→ **Requirement**
The data below calls for an exact copy.
____ Records supplied
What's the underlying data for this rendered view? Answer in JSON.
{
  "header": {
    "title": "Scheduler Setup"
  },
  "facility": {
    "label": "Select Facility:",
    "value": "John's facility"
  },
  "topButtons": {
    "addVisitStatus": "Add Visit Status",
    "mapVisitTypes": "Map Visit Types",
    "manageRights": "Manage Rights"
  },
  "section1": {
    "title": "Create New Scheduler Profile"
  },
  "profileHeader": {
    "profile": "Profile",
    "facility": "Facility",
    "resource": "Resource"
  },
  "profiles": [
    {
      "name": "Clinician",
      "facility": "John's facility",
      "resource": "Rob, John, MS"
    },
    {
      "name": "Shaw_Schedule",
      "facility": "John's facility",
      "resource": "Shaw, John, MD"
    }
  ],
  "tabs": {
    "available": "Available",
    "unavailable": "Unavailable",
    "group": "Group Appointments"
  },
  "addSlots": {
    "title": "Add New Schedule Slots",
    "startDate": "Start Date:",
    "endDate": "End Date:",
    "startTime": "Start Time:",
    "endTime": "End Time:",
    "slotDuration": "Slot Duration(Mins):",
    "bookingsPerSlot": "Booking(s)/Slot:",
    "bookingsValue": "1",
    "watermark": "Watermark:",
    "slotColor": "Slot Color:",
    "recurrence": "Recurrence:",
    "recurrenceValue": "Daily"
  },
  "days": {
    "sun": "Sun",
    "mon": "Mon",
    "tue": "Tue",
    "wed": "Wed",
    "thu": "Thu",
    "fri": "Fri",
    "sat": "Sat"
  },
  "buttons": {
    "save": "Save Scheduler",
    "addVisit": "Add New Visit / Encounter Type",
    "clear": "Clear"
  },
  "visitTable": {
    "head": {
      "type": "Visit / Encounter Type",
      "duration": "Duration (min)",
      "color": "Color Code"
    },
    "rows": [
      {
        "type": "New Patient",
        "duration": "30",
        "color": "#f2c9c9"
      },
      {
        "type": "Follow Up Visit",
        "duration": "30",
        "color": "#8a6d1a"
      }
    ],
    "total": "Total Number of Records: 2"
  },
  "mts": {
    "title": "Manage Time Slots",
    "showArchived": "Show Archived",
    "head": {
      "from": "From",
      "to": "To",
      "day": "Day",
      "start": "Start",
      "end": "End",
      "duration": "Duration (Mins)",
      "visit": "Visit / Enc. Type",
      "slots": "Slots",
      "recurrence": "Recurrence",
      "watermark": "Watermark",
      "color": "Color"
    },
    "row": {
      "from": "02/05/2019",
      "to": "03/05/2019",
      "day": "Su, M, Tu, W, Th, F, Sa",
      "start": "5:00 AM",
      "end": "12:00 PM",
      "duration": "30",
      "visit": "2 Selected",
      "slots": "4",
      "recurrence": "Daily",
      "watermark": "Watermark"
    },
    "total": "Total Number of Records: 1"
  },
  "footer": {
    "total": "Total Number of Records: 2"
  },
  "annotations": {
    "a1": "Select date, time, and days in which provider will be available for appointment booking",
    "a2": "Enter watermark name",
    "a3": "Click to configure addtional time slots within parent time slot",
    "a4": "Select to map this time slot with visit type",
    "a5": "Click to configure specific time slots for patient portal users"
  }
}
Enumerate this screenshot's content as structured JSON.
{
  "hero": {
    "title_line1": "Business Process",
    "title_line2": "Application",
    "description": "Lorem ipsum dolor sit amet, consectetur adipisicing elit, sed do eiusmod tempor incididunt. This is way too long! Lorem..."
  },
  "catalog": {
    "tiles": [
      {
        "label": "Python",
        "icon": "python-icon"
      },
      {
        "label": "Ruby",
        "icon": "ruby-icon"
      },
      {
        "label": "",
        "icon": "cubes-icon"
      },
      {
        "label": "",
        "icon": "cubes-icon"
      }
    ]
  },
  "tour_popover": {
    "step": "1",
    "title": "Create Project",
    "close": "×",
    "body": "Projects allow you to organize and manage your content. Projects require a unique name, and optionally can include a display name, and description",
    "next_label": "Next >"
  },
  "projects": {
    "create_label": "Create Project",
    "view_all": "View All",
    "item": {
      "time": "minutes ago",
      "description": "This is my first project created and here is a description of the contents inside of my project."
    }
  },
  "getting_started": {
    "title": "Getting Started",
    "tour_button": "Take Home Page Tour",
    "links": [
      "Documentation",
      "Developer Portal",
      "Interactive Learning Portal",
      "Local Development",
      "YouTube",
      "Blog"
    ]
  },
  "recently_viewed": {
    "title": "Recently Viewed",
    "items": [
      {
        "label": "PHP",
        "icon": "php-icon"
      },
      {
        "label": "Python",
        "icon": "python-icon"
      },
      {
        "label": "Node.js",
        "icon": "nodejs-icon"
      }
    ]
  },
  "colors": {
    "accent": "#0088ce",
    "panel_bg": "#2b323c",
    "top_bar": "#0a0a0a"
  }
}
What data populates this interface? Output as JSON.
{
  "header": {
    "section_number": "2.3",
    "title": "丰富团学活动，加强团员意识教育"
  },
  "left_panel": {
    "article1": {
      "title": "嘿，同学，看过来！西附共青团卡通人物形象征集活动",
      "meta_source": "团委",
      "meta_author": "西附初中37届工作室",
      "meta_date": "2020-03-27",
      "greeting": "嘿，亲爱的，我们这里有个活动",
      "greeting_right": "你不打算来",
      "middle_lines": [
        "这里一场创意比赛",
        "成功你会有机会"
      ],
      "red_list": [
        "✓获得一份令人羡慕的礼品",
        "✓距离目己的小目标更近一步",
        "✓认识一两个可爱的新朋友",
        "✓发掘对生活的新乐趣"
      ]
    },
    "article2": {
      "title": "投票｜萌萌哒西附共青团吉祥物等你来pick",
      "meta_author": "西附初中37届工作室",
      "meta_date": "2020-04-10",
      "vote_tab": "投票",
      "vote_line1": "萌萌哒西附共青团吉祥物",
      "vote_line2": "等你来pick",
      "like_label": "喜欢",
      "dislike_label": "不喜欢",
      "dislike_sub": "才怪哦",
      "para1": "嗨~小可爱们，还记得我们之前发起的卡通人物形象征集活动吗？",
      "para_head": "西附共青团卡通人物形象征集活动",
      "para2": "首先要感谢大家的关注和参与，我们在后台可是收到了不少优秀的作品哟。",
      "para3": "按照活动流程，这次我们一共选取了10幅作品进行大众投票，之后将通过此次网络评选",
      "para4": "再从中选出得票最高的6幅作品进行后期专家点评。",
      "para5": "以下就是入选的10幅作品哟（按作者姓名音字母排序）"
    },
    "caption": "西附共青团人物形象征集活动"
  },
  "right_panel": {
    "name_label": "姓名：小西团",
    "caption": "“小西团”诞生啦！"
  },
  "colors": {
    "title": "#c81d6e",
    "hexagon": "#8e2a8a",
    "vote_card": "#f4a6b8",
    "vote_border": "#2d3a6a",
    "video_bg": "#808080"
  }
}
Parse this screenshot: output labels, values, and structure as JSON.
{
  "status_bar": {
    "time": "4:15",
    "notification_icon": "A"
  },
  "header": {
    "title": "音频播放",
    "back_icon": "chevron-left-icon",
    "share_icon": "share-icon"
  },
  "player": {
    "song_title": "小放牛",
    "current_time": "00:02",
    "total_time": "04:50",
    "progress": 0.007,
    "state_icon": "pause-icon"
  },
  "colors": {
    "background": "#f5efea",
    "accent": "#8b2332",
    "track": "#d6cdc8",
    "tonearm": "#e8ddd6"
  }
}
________
→ **Output below**
What's the underlying data for this rendered view? Answer in JSON.
{
  "header": {
    "title": "Scheduler Setup"
  },
  "facility": {
    "label": "Select Facility:",
    "value": "John's facility"
  },
  "topButtons": {
    "addVisitStatus": "Add Visit Status",
    "mapVisitTypes": "Map Visit Types",
    "manageRights": "Manage Rights"
  },
  "section1": {
    "title": "Create New Scheduler Profile"
  },
  "profileHeader": {
    "profile": "Profile",
    "facility": "Facility",
    "resource": "Resource"
  },
  "profiles": [
    {
      "name": "Clinician",
      "facility": "John's facility",
      "resource": "Rob, John, MS"
    },
    {
      "name": "Shaw_Schedule",
      "facility": "John's facility",
      "resource": "Shaw, John, MD"
    }
  ],
  "tabs": {
    "available": "Available",
    "unavailable": "Unavailable",
    "group": "Group Appointments"
  },
  "addSlots": {
    "title": "Add New Schedule Slots",
    "startDate": "Start Date:",
    "endDate": "End Date:",
    "startTime": "Start Time:",
    "endTime": "End Time:",
    "slotDuration": "Slot Duration(Mins):",
    "bookingsPerSlot": "Booking(s)/Slot:",
    "bookingsValue": "1",
    "watermark": "Watermark:",
    "slotColor": "Slot Color:",
    "recurrence": "Recurrence:",
    "recurrenceValue": "Daily"
  },
  "days": {
    "sun": "Sun",
    "mon": "Mon",
    "tue": "Tue",
    "wed": "Wed",
    "thu": "Thu",
    "fri": "Fri",
    "sat": "Sat"
  },
  "buttons": {
    "save": "Save Scheduler",
    "addVisit": "Add New Visit / Encounter Type",
    "clear": "Clear"
  },
  "visitTable": {
    "head": {
      "type": "Visit / Encounter Type",
      "duration": "Duration (min)",
      "color": "Color Code"
    },
    "rows": [
      {
        "type": "New Patient",
        "duration": "30",
        "color": "#f2c9c9"
      },
      {
        "type": "Follow Up Visit",
        "duration": "30",
        "color": "#8a6d1a"
      }
    ],
    "total": "Total Number of Records: 2"
  },
  "mts": {
    "title": "Manage Time Slots",
    "showArchived": "Show Archived",
    "head": {
      "from": "From",
      "to": "To",
      "day": "Day",
      "start": "Start",
      "end": "End",
      "duration": "Duration (Mins)",
      "visit": "Visit / Enc. Type",
      "slots": "Slots",
      "recurrence": "Recurrence",
      "watermark": "Watermark",
      "color": "Color"
    },
    "row": {
      "from": "02/05/2019",
      "to": "03/05/2019",
      "day": "Su, M, Tu, W, Th, F, Sa",
      "start": "5:00 AM",
      "end": "12:00 PM",
      "duration": "30",
      "visit": "2 Selected",
      "slots": "4",
      "recurrence": "Daily",
      "watermark": "Watermark"
    },
    "total": "Total Number of Records: 1"
  },
  "footer": {
    "total": "Total Number of Records: 2"
  },
  "annotations": {
    "a1": "Select date, time, and days in which provider will be available for appointment booking",
    "a2": "Enter watermark name",
    "a3": "Click to configure addtional time slots within parent time slot",
    "a4": "Select to map this time slot with visit type",
    "a5": "Click to configure specific time slots for patient portal users"
  }
}
Enumerate this screenshot's content as structured JSON.
{
  "hero": {
    "title_line1": "Business Process",
    "title_line2": "Application",
    "description": "Lorem ipsum dolor sit amet, consectetur adipisicing elit, sed do eiusmod tempor incididunt. This is way too long! Lorem..."
  },
  "catalog": {
    "tiles": [
      {
        "label": "Python",
        "icon": "python-icon"
      },
      {
        "label": "Ruby",
        "icon": "ruby-icon"
      },
      {
        "label": "",
        "icon": "cubes-icon"
      },
      {
        "label": "",
        "icon": "cubes-icon"
      }
    ]
  },
  "tour_popover": {
    "step": "1",
    "title": "Create Project",
    "close": "×",
    "body": "Projects allow you to organize and manage your content. Projects require a unique name, and optionally can include a display name, and description",
    "next_label": "Next >"
  },
  "projects": {
    "create_label": "Create Project",
    "view_all": "View All",
    "item": {
      "time": "minutes ago",
      "description": "This is my first project created and here is a description of the contents inside of my project."
    }
  },
  "getting_started": {
    "title": "Getting Started",
    "tour_button": "Take Home Page Tour",
    "links": [
      "Documentation",
      "Developer Portal",
      "Interactive Learning Portal",
      "Local Development",
      "YouTube",
      "Blog"
    ]
  },
  "recently_viewed": {
    "title": "Recently Viewed",
    "items": [
      {
        "label": "PHP",
        "icon": "php-icon"
      },
      {
        "label": "Python",
        "icon": "python-icon"
      },
      {
        "label": "Node.js",
        "icon": "nodejs-icon"
      }
    ]
  },
  "colors": {
    "accent": "#0088ce",
    "panel_bg": "#2b323c",
    "top_bar": "#0a0a0a"
  }
}
What data populates this interface? Output as JSON.
{
  "header": {
    "section_number": "2.3",
    "title": "丰富团学活动，加强团员意识教育"
  },
  "left_panel": {
    "article1": {
      "title": "嘿，同学，看过来！西附共青团卡通人物形象征集活动",
      "meta_source": "团委",
      "meta_author": "西附初中37届工作室",
      "meta_date": "2020-03-27",
      "greeting": "嘿，亲爱的，我们这里有个活动",
      "greeting_right": "你不打算来",
      "middle_lines": [
        "这里一场创意比赛",
        "成功你会有机会"
      ],
      "red_list": [
        "✓获得一份令人羡慕的礼品",
        "✓距离目己的小目标更近一步",
        "✓认识一两个可爱的新朋友",
        "✓发掘对生活的新乐趣"
      ]
    },
    "article2": {
      "title": "投票｜萌萌哒西附共青团吉祥物等你来pick",
      "meta_author": "西附初中37届工作室",
      "meta_date": "2020-04-10",
      "vote_tab": "投票",
      "vote_line1": "萌萌哒西附共青团吉祥物",
      "vote_line2": "等你来pick",
      "like_label": "喜欢",
      "dislike_label": "不喜欢",
      "dislike_sub": "才怪哦",
      "para1": "嗨~小可爱们，还记得我们之前发起的卡通人物形象征集活动吗？",
      "para_head": "西附共青团卡通人物形象征集活动",
      "para2": "首先要感谢大家的关注和参与，我们在后台可是收到了不少优秀的作品哟。",
      "para3": "按照活动流程，这次我们一共选取了10幅作品进行大众投票，之后将通过此次网络评选",
      "para4": "再从中选出得票最高的6幅作品进行后期专家点评。",
      "para5": "以下就是入选的10幅作品哟（按作者姓名音字母排序）"
    },
    "caption": "西附共青团人物形象征集活动"
  },
  "right_panel": {
    "name_label": "姓名：小西团",
    "caption": "“小西团”诞生啦！"
  },
  "colors": {
    "title": "#c81d6e",
    "hexagon": "#8e2a8a",
    "vote_card": "#f4a6b8",
    "vote_border": "#2d3a6a",
    "video_bg": "#808080"
  }
}
Parse this screenshot: output labels, values, and structure as JSON.
{
  "status_bar": {
    "time": "4:15",
    "notification_icon": "A"
  },
  "header": {
    "title": "音频播放",
    "back_icon": "chevron-left-icon",
    "share_icon": "share-icon"
  },
  "player": {
    "song_title": "小放牛",
    "current_time": "00:02",
    "total_time": "04:50",
    "progress": 0.007,
    "state_icon": "pause-icon"
  },
  "colors": {
    "background": "#f5efea",
    "accent": "#8b2332",
    "track": "#d6cdc8",
    "tonearm": "#e8ddd6"
  }
}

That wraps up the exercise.